Nine EM funds to consider for 2016
By International Adviser, 11 Dec 15
Investors in emerging markets are taking a view that the gap in GDP per capita can be closed by above-average growth in these economies and, consequently their equities markets, argues Caspar Rock, CIO at Architas.
The pioneering emerging markets funds launched in the late 1980s and early ’90s by investment houses such as Templeton and Fidelity have been joined over the years by other and increasingly more specialist funds, so that an investor can now narrow his choice down to style, sector or company size.
Architas would tend only to choose an emerging market fund for higher-risk profiled strategies and a potential investor should view them in a similar way.
The huge opportunities offered by these dynamic economies are evident but the risks are also considerable. Unlike their more developed counterparts, there is a heightened possibility of political upsets, such as the proposed impeachment of president Rousseff in Brazil, or geopolitical risk, such as Russia’s move into Ukraine in 2014.
Corruption is also a significant issue, whereby direct investment can be siphoned off into private hands. There can be an overdependence on the primary sector: witness the impact of the dramatic drop-off in the commodities supercycle on Russia, Brazil, Chile and South Africa. On the other hand, some emerging market economies can be direct beneficiaries of lower commodity prices: India, China and Taiwan would fall into this category.
The years since the global financial crisis have proved challenging for GEM equity markets, which have suffered a period of extended underperformance. Valuations now appear cheap on both an absolute and relative basis. Flows into the sector remain negative, although recently this effect has been less marked. The long-term drivers of the developing world lead us to conclude that these countries will selectively produce higher rates of growth than their developed world counterparts. Given that this should lead to improving levels of corporate profitability, we are hopeful of better performance from GEM equity markets in the future.
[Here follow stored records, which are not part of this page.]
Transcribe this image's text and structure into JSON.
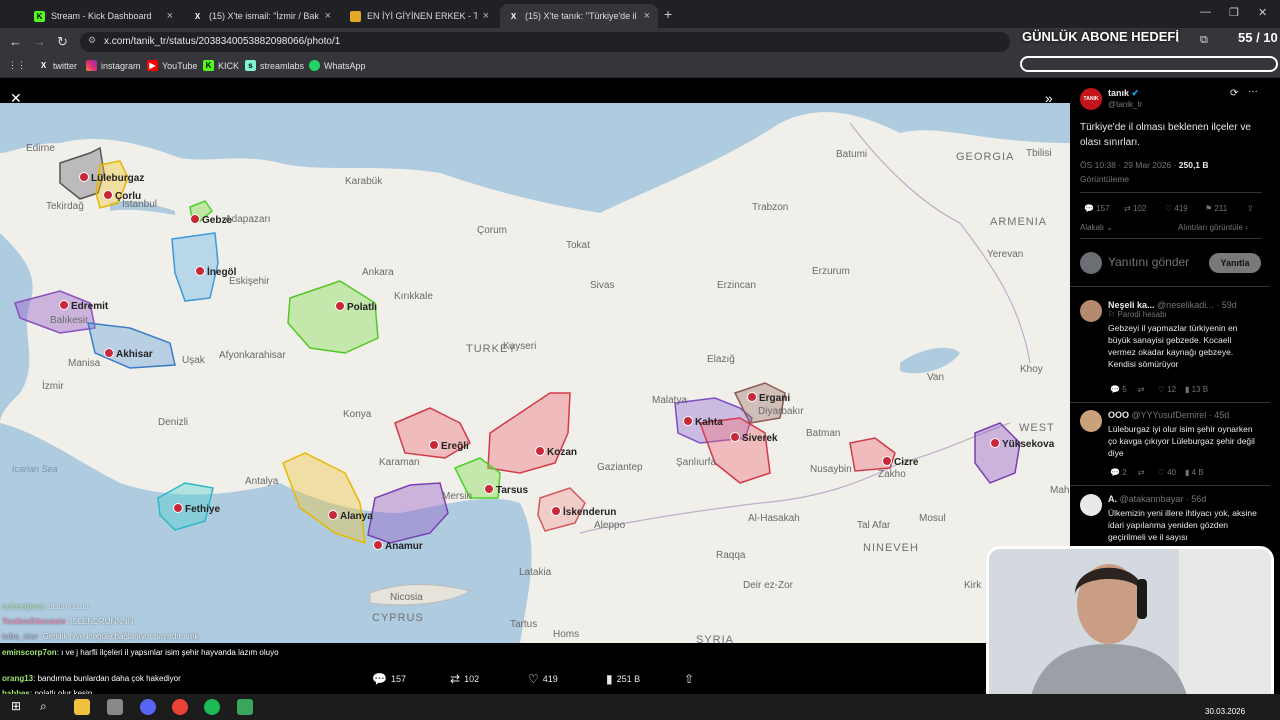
{
  "browser": {
    "tabs": [
      {
        "title": "Stream - Kick Dashboard"
      },
      {
        "title": "(15) X'te ismail: \"İzmir / Bakırçay..."
      },
      {
        "title": "EN İYİ GİYİNEN ERKEK - Tier Li..."
      },
      {
        "title": "(15) X'te tanık: \"Türkiye'de il ol..."
      }
    ],
    "url": "x.com/tanik_tr/status/2038340053882098066/photo/1",
    "bookmarks": [
      "twitter",
      "instagram",
      "YouTube",
      "KICK",
      "streamlabs",
      "WhatsApp"
    ]
  },
  "overlay": {
    "goal_label": "GÜNLÜK ABONE HEDEFİ",
    "goal_count": "55 / 10"
  },
  "map": {
    "cities": [
      "Lüleburgaz",
      "Çorlu",
      "Gebze",
      "İnegöl",
      "Edremit",
      "Akhisar",
      "Polatlı",
      "Ereğli",
      "Kozan",
      "Tarsus",
      "İskenderun",
      "Fethiye",
      "Alanya",
      "Anamur",
      "Kahta",
      "Siverek",
      "Ergani",
      "Cizre",
      "Yüksekova"
    ],
    "places": [
      "Edirne",
      "Tekirdağ",
      "İstanbul",
      "Adapazarı",
      "Karabük",
      "Çorum",
      "Tokat",
      "Sivas",
      "Erzincan",
      "Erzurum",
      "Trabzon",
      "Batumi",
      "GEORGIA",
      "Tbilisi",
      "ARMENIA",
      "Yerevan",
      "Ankara",
      "Kırıkkale",
      "Eskişehir",
      "Balıkesir",
      "Manisa",
      "Uşak",
      "Afyonkarahisar",
      "İzmir",
      "TURKEY",
      "Kayseri",
      "Elazığ",
      "Malatya",
      "Diyarbakır",
      "Batman",
      "Van",
      "Khoy",
      "Konya",
      "Denizli",
      "Antalya",
      "Karaman",
      "Mersin",
      "Gaziantep",
      "Şanlıurfa",
      "Nusaybin",
      "Zakho",
      "Mosul",
      "Al-Hasakah",
      "Tal Afar",
      "NINEVEH",
      "Raqqa",
      "Deir ez-Zor",
      "Latakia",
      "Aleppo",
      "Nicosia",
      "CYPRUS",
      "Tartus",
      "Homs",
      "SYRIA",
      "Kirk",
      "WEST",
      "Mah",
      "Icarian Sea"
    ]
  },
  "chat": [
    {
      "user": "eminscorp7on",
      "text": ": ı ve j harfli ilçeleri il yapsınlar isim şehir hayvanda lazım oluyo"
    },
    {
      "user": "orang13",
      "text": ": bandırma bunlardan daha çok hakediyor"
    },
    {
      "user": "habbes",
      "text": ": polatlı olur kesin"
    }
  ],
  "chat_faded": [
    {
      "user": "cebecipara",
      "text": ": olsun olsun"
    },
    {
      "user": "YesilunSiteneain",
      "text": ": ISLENDRUNNNN"
    },
    {
      "user": "tuba_star",
      "text": ": Gemlik niye inegöle bağlanıyor hayırdır amk"
    }
  ],
  "media_actions": {
    "replies": "157",
    "reposts": "102",
    "likes": "419",
    "views": "251 B"
  },
  "tweet": {
    "author": "tanık",
    "handle": "@tanik_tr",
    "avatar_text": "TANIK",
    "text": "Türkiye'de il olması beklenen ilçeler ve olası sınırları.",
    "time": "ÖS 10:38 · 29 Mar 2026 ·",
    "views": "250,1 B",
    "views_label": "Görüntüleme",
    "stats": {
      "replies": "157",
      "reposts": "102",
      "likes": "419",
      "bookmarks": "211"
    },
    "related_left": "Alakalı",
    "related_right": "Alıntıları görüntüle",
    "reply_placeholder": "Yanıtını gönder",
    "reply_button": "Yanıtla"
  },
  "replies": [
    {
      "name": "Neşeli ka...",
      "handle": "@neselikadi... · 59d",
      "badge": "Parodi hesabı",
      "text": "Gebzeyi il yapmazlar türkiyenin en büyük sanayisi gebzede. Kocaeli vermez okadar kaynağı gebzeye. Kendisi sömürüyor",
      "stats": [
        "5",
        "",
        "12",
        "13 B"
      ]
    },
    {
      "name": "OOO",
      "handle": "@YYYusufDemirel · 45d",
      "text": "Lüleburgaz iyi olur isim şehir oynarken ço kavga çıkıyor Lüleburgaz şehir değil diye",
      "stats": [
        "2",
        "",
        "40",
        "4 B"
      ]
    },
    {
      "name": "A.",
      "handle": "@atakannbayar · 56d",
      "text": "Ülkemizin yeni illere ihtiyacı yok, aksine idari yapılanma yeniden gözden geçirilmeli ve il sayısı"
    }
  ],
  "taskbar": {
    "date": "30.03.2026"
  }
}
So where to look for investment opportunities? As more idiosyncratic developments materialise in emerging markets, we are in an environment in which it is increasingly difficult to make generalisations. Consequently, it is more important than ever to differentiate between countries and regions, and be selective in exposure as far as possible.
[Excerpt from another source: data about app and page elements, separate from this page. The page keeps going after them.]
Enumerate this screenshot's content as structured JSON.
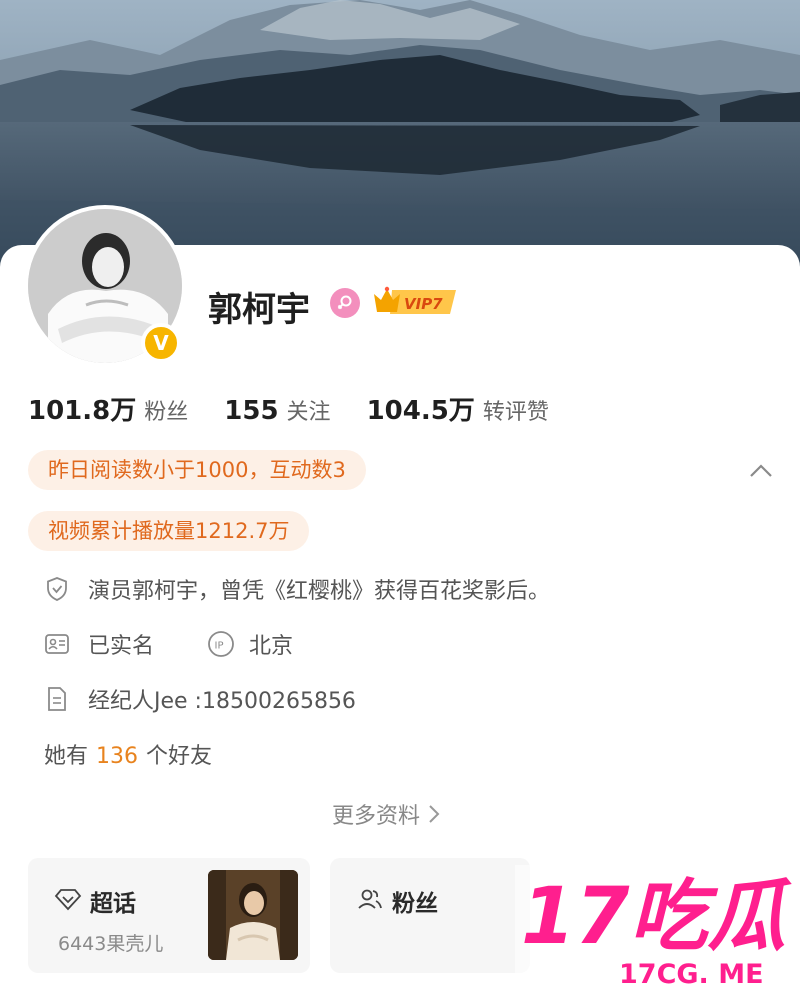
{
  "profile": {
    "name": "郭柯宇",
    "vip_label": "VIP7",
    "verified_badge": "V"
  },
  "stats": [
    {
      "value": "101.8万",
      "label": "粉丝"
    },
    {
      "value": "155",
      "label": "关注"
    },
    {
      "value": "104.5万",
      "label": "转评赞"
    }
  ],
  "highlights": {
    "reading": "昨日阅读数小于1000，互动数3",
    "video": "视频累计播放量1212.7万"
  },
  "info": {
    "verification": "演员郭柯宇，曾凭《红樱桃》获得百花奖影后。",
    "real_name": "已实名",
    "ip_location": "北京",
    "agent": "经纪人Jee :18500265856"
  },
  "friends": {
    "prefix": "她有",
    "count": "136",
    "suffix": "个好友"
  },
  "more_info": "更多资料",
  "tiles": {
    "super_topic": {
      "title": "超话",
      "subtitle": "6443果壳儿"
    },
    "fans_group": {
      "title": "粉丝"
    }
  },
  "watermark": {
    "brand": "17吃瓜",
    "url": "17CG. ME"
  },
  "icons": {
    "gender": "female-icon",
    "collapse": "chevron-up-icon",
    "verification": "shield-check-icon",
    "real_name": "id-card-icon",
    "ip": "ip-icon",
    "agent": "document-icon",
    "super_topic": "diamond-icon",
    "fans_group": "people-icon"
  },
  "colors": {
    "accent_orange": "#e0691e",
    "pill_bg": "#fdf0e6",
    "vip_gold": "#f7b500",
    "female_pink": "#f38fbd",
    "watermark_pink": "#ff1f8e"
  }
}
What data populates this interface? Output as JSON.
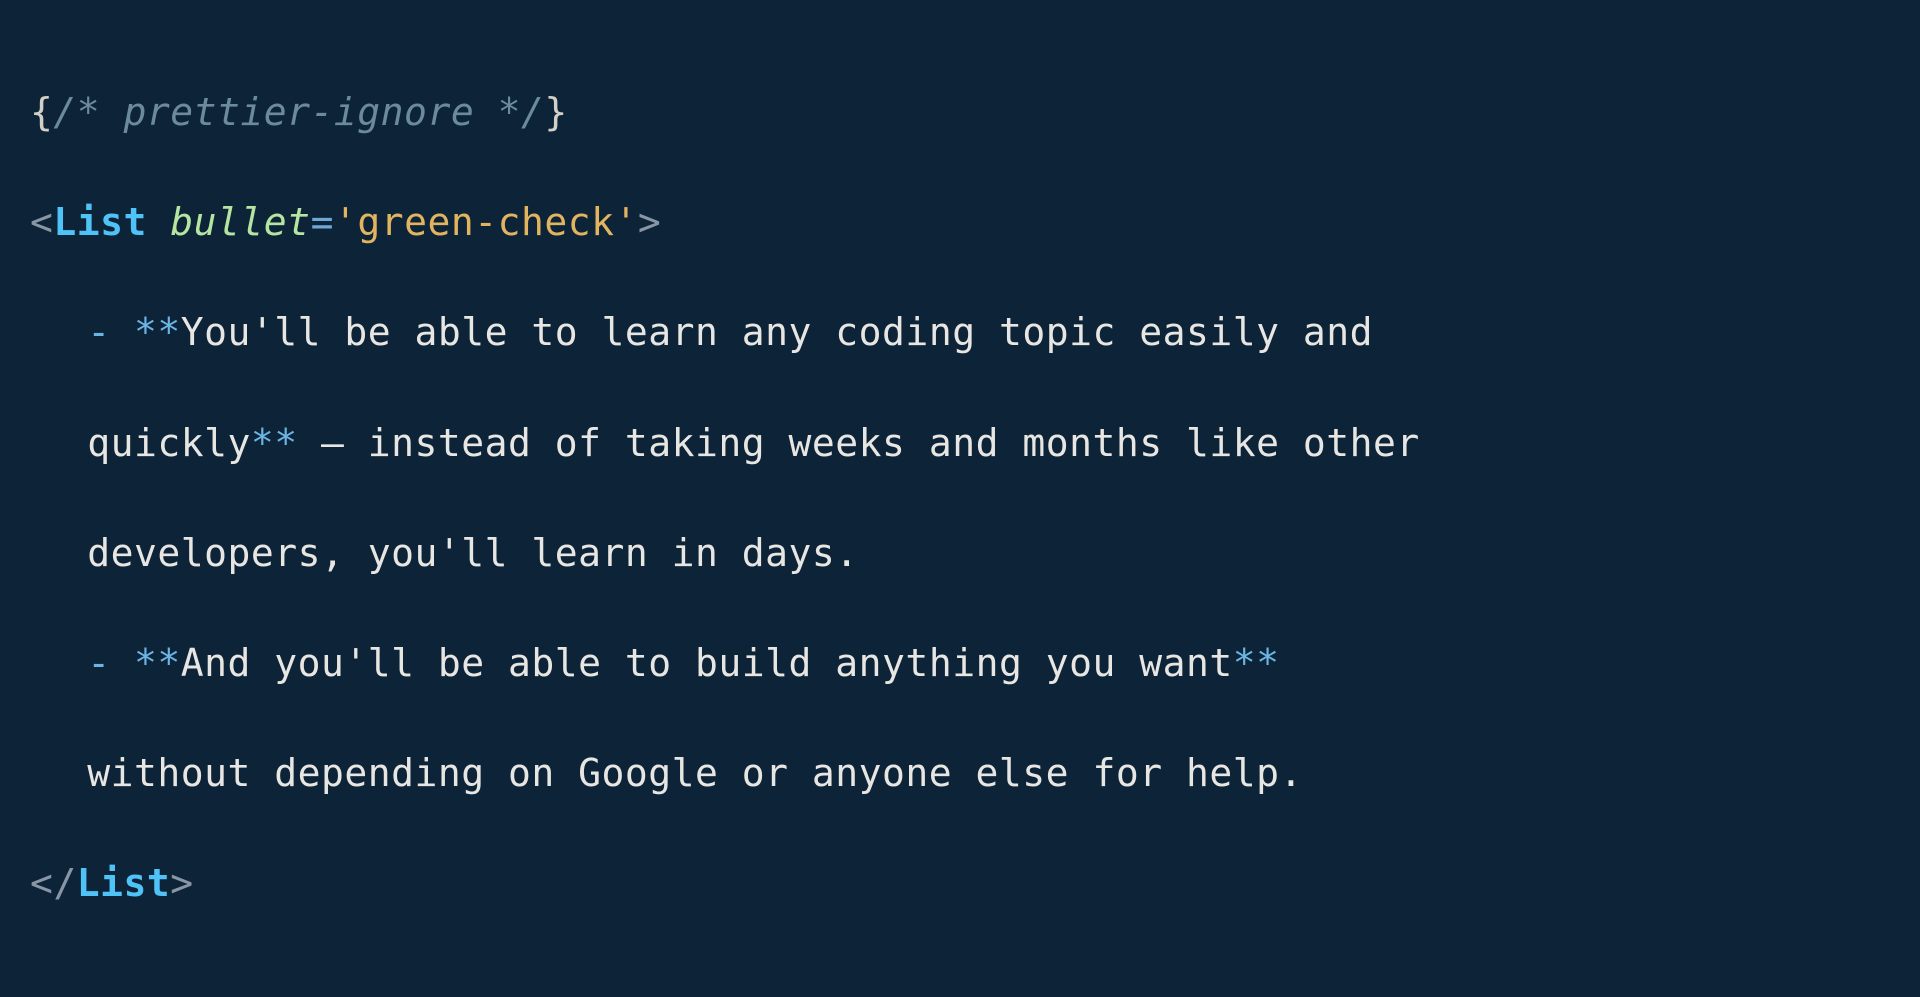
{
  "code": {
    "line1": {
      "brace_open": "{",
      "comment": "/* prettier-ignore */",
      "brace_close": "}"
    },
    "line2": {
      "angle_open": "<",
      "tag": "List",
      "space": " ",
      "attr": "bullet",
      "equals": "=",
      "string": "'green-check'",
      "angle_close": ">"
    },
    "line3": {
      "dash": "- ",
      "bold_open": "**",
      "bold_text": "You'll be able to learn any coding topic easily and"
    },
    "line4": {
      "bold_text": "quickly",
      "bold_close": "**",
      "rest": " — instead of taking weeks and months like other"
    },
    "line5": {
      "text": "developers, you'll learn in days."
    },
    "line6": {
      "dash": "- ",
      "bold_open": "**",
      "bold_text": "And you'll be able to build anything you want",
      "bold_close": "**"
    },
    "line7": {
      "text": "without depending on Google or anyone else for help."
    },
    "line8": {
      "angle_open": "<",
      "slash": "/",
      "tag": "List",
      "angle_close": ">"
    }
  }
}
Within our GEM allocation, we currently have a preference for emerging Asia, a region that is benefiting from its status as an energy importer, and where the growth element is more visible. Conversely, we believe Latin America and eastern Europe stand to suffer in the foreseeable future, not least because of contagion from Brazil’s ongoing political scandals and inflation difficulties, and the Russian equity market’s vulnerability to the oil price.
With a discerning allocation, emerging markets could yet provide a lucrative addition to a multi-asset portfolio. We would, however, recommend patience and diversification.
Tags: Investment Strategy